What you have to do
An exact reproduction of all the entries is the expected answer.

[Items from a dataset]
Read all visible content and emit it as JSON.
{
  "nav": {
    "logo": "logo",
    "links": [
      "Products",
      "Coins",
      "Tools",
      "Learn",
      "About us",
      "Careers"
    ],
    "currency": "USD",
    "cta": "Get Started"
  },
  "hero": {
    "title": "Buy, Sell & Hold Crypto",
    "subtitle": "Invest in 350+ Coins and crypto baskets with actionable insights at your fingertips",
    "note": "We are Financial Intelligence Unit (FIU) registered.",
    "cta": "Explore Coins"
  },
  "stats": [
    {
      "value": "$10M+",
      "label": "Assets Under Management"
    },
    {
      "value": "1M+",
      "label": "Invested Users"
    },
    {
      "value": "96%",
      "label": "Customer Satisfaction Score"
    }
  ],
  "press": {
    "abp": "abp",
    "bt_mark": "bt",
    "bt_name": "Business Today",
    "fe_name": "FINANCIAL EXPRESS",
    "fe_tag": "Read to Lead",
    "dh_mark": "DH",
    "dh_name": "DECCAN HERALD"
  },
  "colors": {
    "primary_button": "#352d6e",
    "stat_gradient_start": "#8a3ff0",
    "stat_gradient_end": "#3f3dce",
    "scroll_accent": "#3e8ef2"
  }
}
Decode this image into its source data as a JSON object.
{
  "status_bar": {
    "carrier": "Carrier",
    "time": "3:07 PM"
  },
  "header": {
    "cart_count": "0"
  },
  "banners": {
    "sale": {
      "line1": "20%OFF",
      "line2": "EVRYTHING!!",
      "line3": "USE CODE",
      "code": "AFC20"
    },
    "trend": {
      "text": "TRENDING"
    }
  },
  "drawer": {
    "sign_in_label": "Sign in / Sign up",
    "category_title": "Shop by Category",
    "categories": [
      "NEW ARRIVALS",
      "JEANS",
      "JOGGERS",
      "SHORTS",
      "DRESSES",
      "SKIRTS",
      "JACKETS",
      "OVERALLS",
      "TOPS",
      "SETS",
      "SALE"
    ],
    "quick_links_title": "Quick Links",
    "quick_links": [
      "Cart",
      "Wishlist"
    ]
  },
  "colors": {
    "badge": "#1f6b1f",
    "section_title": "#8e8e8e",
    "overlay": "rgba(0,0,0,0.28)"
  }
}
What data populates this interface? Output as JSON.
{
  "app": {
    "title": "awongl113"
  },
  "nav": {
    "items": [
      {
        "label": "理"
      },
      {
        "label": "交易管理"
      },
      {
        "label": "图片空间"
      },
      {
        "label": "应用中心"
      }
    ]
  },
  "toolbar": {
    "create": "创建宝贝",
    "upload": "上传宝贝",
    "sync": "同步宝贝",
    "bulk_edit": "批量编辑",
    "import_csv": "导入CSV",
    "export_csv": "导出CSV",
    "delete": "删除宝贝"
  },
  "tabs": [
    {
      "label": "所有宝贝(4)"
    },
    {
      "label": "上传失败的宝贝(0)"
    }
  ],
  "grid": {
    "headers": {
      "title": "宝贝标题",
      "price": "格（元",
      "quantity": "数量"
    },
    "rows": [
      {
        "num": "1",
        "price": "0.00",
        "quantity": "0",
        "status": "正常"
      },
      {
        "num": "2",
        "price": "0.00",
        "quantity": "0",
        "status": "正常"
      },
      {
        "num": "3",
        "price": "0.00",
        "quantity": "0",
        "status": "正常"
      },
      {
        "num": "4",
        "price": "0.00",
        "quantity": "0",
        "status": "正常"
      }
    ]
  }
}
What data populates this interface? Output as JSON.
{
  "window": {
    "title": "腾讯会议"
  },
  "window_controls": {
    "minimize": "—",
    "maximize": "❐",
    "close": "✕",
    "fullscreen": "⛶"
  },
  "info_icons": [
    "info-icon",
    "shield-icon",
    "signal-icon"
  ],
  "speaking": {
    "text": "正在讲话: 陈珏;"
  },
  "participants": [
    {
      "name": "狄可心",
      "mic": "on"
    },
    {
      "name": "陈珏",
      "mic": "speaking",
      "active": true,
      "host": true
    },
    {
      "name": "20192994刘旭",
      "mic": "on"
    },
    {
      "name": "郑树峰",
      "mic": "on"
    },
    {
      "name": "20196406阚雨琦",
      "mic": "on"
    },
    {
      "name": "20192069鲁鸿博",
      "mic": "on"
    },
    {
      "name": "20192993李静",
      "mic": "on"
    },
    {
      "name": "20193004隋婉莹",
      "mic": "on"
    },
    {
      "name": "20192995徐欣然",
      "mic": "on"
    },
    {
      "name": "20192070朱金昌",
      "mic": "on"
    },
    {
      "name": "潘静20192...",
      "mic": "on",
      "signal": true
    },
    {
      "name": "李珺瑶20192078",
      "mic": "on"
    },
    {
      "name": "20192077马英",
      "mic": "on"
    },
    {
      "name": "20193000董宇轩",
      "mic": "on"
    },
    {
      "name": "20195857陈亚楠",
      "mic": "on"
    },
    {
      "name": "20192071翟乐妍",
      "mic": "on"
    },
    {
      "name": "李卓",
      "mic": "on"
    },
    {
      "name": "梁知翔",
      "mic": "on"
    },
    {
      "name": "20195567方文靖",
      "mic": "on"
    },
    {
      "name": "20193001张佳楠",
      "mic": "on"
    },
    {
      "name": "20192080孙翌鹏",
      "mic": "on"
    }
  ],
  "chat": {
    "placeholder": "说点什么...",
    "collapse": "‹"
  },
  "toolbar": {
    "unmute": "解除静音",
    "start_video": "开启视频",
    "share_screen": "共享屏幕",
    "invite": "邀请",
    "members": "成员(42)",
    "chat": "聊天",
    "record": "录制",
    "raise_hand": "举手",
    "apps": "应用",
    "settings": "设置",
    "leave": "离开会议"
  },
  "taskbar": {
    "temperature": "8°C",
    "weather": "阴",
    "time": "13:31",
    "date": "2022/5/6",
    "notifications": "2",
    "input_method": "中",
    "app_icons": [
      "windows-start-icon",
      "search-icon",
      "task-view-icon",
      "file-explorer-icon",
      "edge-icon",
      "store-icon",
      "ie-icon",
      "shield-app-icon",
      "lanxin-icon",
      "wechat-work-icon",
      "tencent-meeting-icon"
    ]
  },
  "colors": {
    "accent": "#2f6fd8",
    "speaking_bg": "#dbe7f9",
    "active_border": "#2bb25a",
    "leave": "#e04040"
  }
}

Task result
Read all visible content and emit it as JSON.
{
  "nav": {
    "logo": "logo",
    "links": [
      "Products",
      "Coins",
      "Tools",
      "Learn",
      "About us",
      "Careers"
    ],
    "currency": "USD",
    "cta": "Get Started"
  },
  "hero": {
    "title": "Buy, Sell & Hold Crypto",
    "subtitle": "Invest in 350+ Coins and crypto baskets with actionable insights at your fingertips",
    "note": "We are Financial Intelligence Unit (FIU) registered.",
    "cta": "Explore Coins"
  },
  "stats": [
    {
      "value": "$10M+",
      "label": "Assets Under Management"
    },
    {
      "value": "1M+",
      "label": "Invested Users"
    },
    {
      "value": "96%",
      "label": "Customer Satisfaction Score"
    }
  ],
  "press": {
    "abp": "abp",
    "bt_mark": "bt",
    "bt_name": "Business Today",
    "fe_name": "FINANCIAL EXPRESS",
    "fe_tag": "Read to Lead",
    "dh_mark": "DH",
    "dh_name": "DECCAN HERALD"
  },
  "colors": {
    "primary_button": "#352d6e",
    "stat_gradient_start": "#8a3ff0",
    "stat_gradient_end": "#3f3dce",
    "scroll_accent": "#3e8ef2"
  }
}
Decode this image into its source data as a JSON object.
{
  "status_bar": {
    "carrier": "Carrier",
    "time": "3:07 PM"
  },
  "header": {
    "cart_count": "0"
  },
  "banners": {
    "sale": {
      "line1": "20%OFF",
      "line2": "EVRYTHING!!",
      "line3": "USE CODE",
      "code": "AFC20"
    },
    "trend": {
      "text": "TRENDING"
    }
  },
  "drawer": {
    "sign_in_label": "Sign in / Sign up",
    "category_title": "Shop by Category",
    "categories": [
      "NEW ARRIVALS",
      "JEANS",
      "JOGGERS",
      "SHORTS",
      "DRESSES",
      "SKIRTS",
      "JACKETS",
      "OVERALLS",
      "TOPS",
      "SETS",
      "SALE"
    ],
    "quick_links_title": "Quick Links",
    "quick_links": [
      "Cart",
      "Wishlist"
    ]
  },
  "colors": {
    "badge": "#1f6b1f",
    "section_title": "#8e8e8e",
    "overlay": "rgba(0,0,0,0.28)"
  }
}
What data populates this interface? Output as JSON.
{
  "app": {
    "title": "awongl113"
  },
  "nav": {
    "items": [
      {
        "label": "理"
      },
      {
        "label": "交易管理"
      },
      {
        "label": "图片空间"
      },
      {
        "label": "应用中心"
      }
    ]
  },
  "toolbar": {
    "create": "创建宝贝",
    "upload": "上传宝贝",
    "sync": "同步宝贝",
    "bulk_edit": "批量编辑",
    "import_csv": "导入CSV",
    "export_csv": "导出CSV",
    "delete": "删除宝贝"
  },
  "tabs": [
    {
      "label": "所有宝贝(4)"
    },
    {
      "label": "上传失败的宝贝(0)"
    }
  ],
  "grid": {
    "headers": {
      "title": "宝贝标题",
      "price": "格（元",
      "quantity": "数量"
    },
    "rows": [
      {
        "num": "1",
        "price": "0.00",
        "quantity": "0",
        "status": "正常"
      },
      {
        "num": "2",
        "price": "0.00",
        "quantity": "0",
        "status": "正常"
      },
      {
        "num": "3",
        "price": "0.00",
        "quantity": "0",
        "status": "正常"
      },
      {
        "num": "4",
        "price": "0.00",
        "quantity": "0",
        "status": "正常"
      }
    ]
  }
}
What data populates this interface? Output as JSON.
{
  "window": {
    "title": "腾讯会议"
  },
  "window_controls": {
    "minimize": "—",
    "maximize": "❐",
    "close": "✕",
    "fullscreen": "⛶"
  },
  "info_icons": [
    "info-icon",
    "shield-icon",
    "signal-icon"
  ],
  "speaking": {
    "text": "正在讲话: 陈珏;"
  },
  "participants": [
    {
      "name": "狄可心",
      "mic": "on"
    },
    {
      "name": "陈珏",
      "mic": "speaking",
      "active": true,
      "host": true
    },
    {
      "name": "20192994刘旭",
      "mic": "on"
    },
    {
      "name": "郑树峰",
      "mic": "on"
    },
    {
      "name": "20196406阚雨琦",
      "mic": "on"
    },
    {
      "name": "20192069鲁鸿博",
      "mic": "on"
    },
    {
      "name": "20192993李静",
      "mic": "on"
    },
    {
      "name": "20193004隋婉莹",
      "mic": "on"
    },
    {
      "name": "20192995徐欣然",
      "mic": "on"
    },
    {
      "name": "20192070朱金昌",
      "mic": "on"
    },
    {
      "name": "潘静20192...",
      "mic": "on",
      "signal": true
    },
    {
      "name": "李珺瑶20192078",
      "mic": "on"
    },
    {
      "name": "20192077马英",
      "mic": "on"
    },
    {
      "name": "20193000董宇轩",
      "mic": "on"
    },
    {
      "name": "20195857陈亚楠",
      "mic": "on"
    },
    {
      "name": "20192071翟乐妍",
      "mic": "on"
    },
    {
      "name": "李卓",
      "mic": "on"
    },
    {
      "name": "梁知翔",
      "mic": "on"
    },
    {
      "name": "20195567方文靖",
      "mic": "on"
    },
    {
      "name": "20193001张佳楠",
      "mic": "on"
    },
    {
      "name": "20192080孙翌鹏",
      "mic": "on"
    }
  ],
  "chat": {
    "placeholder": "说点什么...",
    "collapse": "‹"
  },
  "toolbar": {
    "unmute": "解除静音",
    "start_video": "开启视频",
    "share_screen": "共享屏幕",
    "invite": "邀请",
    "members": "成员(42)",
    "chat": "聊天",
    "record": "录制",
    "raise_hand": "举手",
    "apps": "应用",
    "settings": "设置",
    "leave": "离开会议"
  },
  "taskbar": {
    "temperature": "8°C",
    "weather": "阴",
    "time": "13:31",
    "date": "2022/5/6",
    "notifications": "2",
    "input_method": "中",
    "app_icons": [
      "windows-start-icon",
      "search-icon",
      "task-view-icon",
      "file-explorer-icon",
      "edge-icon",
      "store-icon",
      "ie-icon",
      "shield-app-icon",
      "lanxin-icon",
      "wechat-work-icon",
      "tencent-meeting-icon"
    ]
  },
  "colors": {
    "accent": "#2f6fd8",
    "speaking_bg": "#dbe7f9",
    "active_border": "#2bb25a",
    "leave": "#e04040"
  }
}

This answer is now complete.